With the Commissioner’s Trophy in the foreground, Cubs starting pitcher Jon Lester hugs former Cubs catcher David Ross after Ross threw out the ceremonial first pitch before a game against the Los Angeles Dodgers at Wrigley Field on April 12, 2017. The Cubs received their World Series rings before the game. (Chris Sweda / Chicago Tribune)
David Ross smiled recalling the advice he recently received from a former Cub.
"Ryan Dempster said if your wife is ever giving you a hard time or you’re having a bad day just hop on a flight and head to Chicago and you’ll feel better,” Ross said Wednesday night at Wrigley Field. "I feel this city has embraced me for some reason and, these guys, I love them to death. They have changed my life forever. So I can’t imagine not being a Cub for life.”
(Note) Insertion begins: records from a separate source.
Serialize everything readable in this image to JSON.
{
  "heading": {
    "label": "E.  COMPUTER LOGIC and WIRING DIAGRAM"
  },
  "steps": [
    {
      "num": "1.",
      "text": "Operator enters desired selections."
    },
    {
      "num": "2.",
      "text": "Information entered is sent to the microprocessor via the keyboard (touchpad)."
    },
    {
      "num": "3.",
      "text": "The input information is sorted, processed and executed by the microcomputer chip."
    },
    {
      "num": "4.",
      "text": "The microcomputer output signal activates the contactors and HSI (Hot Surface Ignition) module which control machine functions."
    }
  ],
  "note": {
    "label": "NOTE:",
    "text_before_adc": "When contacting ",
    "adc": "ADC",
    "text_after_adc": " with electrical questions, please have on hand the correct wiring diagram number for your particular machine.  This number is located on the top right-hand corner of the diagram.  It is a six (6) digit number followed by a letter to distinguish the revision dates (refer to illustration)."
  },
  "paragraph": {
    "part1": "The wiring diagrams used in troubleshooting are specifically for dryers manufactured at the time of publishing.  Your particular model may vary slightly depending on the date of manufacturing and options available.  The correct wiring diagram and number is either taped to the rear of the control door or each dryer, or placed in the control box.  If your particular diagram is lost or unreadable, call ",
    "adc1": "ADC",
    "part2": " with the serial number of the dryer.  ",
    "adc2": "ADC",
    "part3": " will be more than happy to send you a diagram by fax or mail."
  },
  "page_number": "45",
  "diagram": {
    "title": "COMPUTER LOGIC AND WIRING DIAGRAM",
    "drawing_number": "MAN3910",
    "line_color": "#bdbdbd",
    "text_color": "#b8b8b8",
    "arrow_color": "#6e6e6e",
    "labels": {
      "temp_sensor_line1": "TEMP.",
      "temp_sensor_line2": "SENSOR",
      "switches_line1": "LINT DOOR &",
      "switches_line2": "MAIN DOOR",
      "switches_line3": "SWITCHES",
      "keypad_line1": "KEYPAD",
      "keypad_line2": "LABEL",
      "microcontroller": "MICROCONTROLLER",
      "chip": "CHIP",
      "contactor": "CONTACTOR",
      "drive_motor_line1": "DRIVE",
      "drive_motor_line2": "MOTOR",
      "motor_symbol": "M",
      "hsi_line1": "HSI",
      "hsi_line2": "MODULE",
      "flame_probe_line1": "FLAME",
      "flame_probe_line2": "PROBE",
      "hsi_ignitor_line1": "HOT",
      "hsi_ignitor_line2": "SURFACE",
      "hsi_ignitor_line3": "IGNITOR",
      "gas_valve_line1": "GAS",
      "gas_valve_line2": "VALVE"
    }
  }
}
Based on the way the Wrigley Field crowd welcomed Ross back to town during the pregame ring ceremony, Cubs fans wouldn’t have it any other way. Nobody heard a louder ovation than "Grandpa Rossy,” the popular backup catcher on the 2016 World Series champions whose celebrity during retirement only has increased. Ross, who has appeared on "Saturday Night Live,” currently participates in ABC’s "Dancing With the Stars,” and has a scheduled guest date on Ellen DeGeneres’ TV show. Plans already are underway to turn the recently released book about his life into a movie.
One Chicago reporter even called him a legend when asking a question, which Ross humbly corrected.
"First of all, legend isn’t what I think I am — I really feel like I’m the luckiest man ever,” Ross said. "I mean, I can’t even read, how do I have a book coming out. … Like, who am I? I don’t even know anymore. I feel so appreciative.
"The emotional part for me is that the love I get is for who I am, not for my stats. That’s what gets me emotional, that people like me for (who I am) as a person, not just as a player. I try to make sure I give the credit where credit is due. I’m not a superstar player and it’s about the dudes on the field still playing.”
Some of the dudes still playing reunited with Ross on Tuesday night before he visited the clubhouse before Wednesday’s game. But work came before play: Ross spent six hours rehearsing his dance moves before hurrying over to Wrigley to join his buddies.
"I was like 12 years old driving to the park today,” Ross said. "I felt like I sprinted down the stairs to get to the locker room. … I miss the guys a ton. When you’re in that environment with those guys, and everybody’s on the same page grinding, that’s a special thing I’ll never get back.”
Photos from the game and World Series ring ceremony on April 12, 2017, at Wrigley Field.
Looking fit and thinner than he was in his final season, Ross reflected with amazement at this unlikely rise not even he can believe.
"I’m enjoying the heck out of it,” Ross said. "You think good things happen to good people and you try to do good things and hope it pays out. I wasn’t trying for any of this. I was just trying to be myself. I just try to spread the love and be positive.”
The only negative Ross referenced was the embarrassment he felt one day dropping his young kids at school in Georgia and their fellow classmates complimented his dancing the night before — when he performed a "Magic Mike" routine. Other than that, it would be harder to find a happier retiree around baseball.
"I’m a .220 backup catcher — what am I doing on the show (DWTS)?” Ross asked. "Mr. T is on there. How cool is that? He’s a Chicago guy. He actually has said he’s my teammate now because we’re representing Chicago. I feel really, really blessed.”
Before leaving, Ross asked one request of every reporter whose hand he just shook.
"Put my number at the end of your stories so people vote for me next week,” Ross said. "I need the help.”
Not by the sounds of the home crowd.